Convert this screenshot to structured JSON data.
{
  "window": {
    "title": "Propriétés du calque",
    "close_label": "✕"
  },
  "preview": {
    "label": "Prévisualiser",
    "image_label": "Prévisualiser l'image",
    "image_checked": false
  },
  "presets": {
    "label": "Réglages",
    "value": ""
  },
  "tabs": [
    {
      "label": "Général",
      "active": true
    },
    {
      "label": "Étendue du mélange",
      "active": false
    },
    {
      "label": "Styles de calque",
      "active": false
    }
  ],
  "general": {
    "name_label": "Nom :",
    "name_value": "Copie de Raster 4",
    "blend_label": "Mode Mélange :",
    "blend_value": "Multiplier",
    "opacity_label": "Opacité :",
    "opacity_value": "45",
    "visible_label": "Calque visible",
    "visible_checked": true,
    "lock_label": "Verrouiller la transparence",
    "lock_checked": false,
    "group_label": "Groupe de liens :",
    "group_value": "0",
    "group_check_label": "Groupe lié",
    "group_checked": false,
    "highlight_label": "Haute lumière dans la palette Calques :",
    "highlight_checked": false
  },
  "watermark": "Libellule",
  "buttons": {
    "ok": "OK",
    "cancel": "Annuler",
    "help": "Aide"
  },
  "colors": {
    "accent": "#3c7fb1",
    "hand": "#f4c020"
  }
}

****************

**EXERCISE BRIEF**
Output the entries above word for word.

**SOLUTION BELOW**
Convert this screenshot to structured JSON data.
{
  "window": {
    "title": "Propriétés du calque",
    "close_label": "✕"
  },
  "preview": {
    "label": "Prévisualiser",
    "image_label": "Prévisualiser l'image",
    "image_checked": false
  },
  "presets": {
    "label": "Réglages",
    "value": ""
  },
  "tabs": [
    {
      "label": "Général",
      "active": true
    },
    {
      "label": "Étendue du mélange",
      "active": false
    },
    {
      "label": "Styles de calque",
      "active": false
    }
  ],
  "general": {
    "name_label": "Nom :",
    "name_value": "Copie de Raster 4",
    "blend_label": "Mode Mélange :",
    "blend_value": "Multiplier",
    "opacity_label": "Opacité :",
    "opacity_value": "45",
    "visible_label": "Calque visible",
    "visible_checked": true,
    "lock_label": "Verrouiller la transparence",
    "lock_checked": false,
    "group_label": "Groupe de liens :",
    "group_value": "0",
    "group_check_label": "Groupe lié",
    "group_checked": false,
    "highlight_label": "Haute lumière dans la palette Calques :",
    "highlight_checked": false
  },
  "watermark": "Libellule",
  "buttons": {
    "ok": "OK",
    "cancel": "Annuler",
    "help": "Aide"
  },
  "colors": {
    "accent": "#3c7fb1",
    "hand": "#f4c020"
  }
}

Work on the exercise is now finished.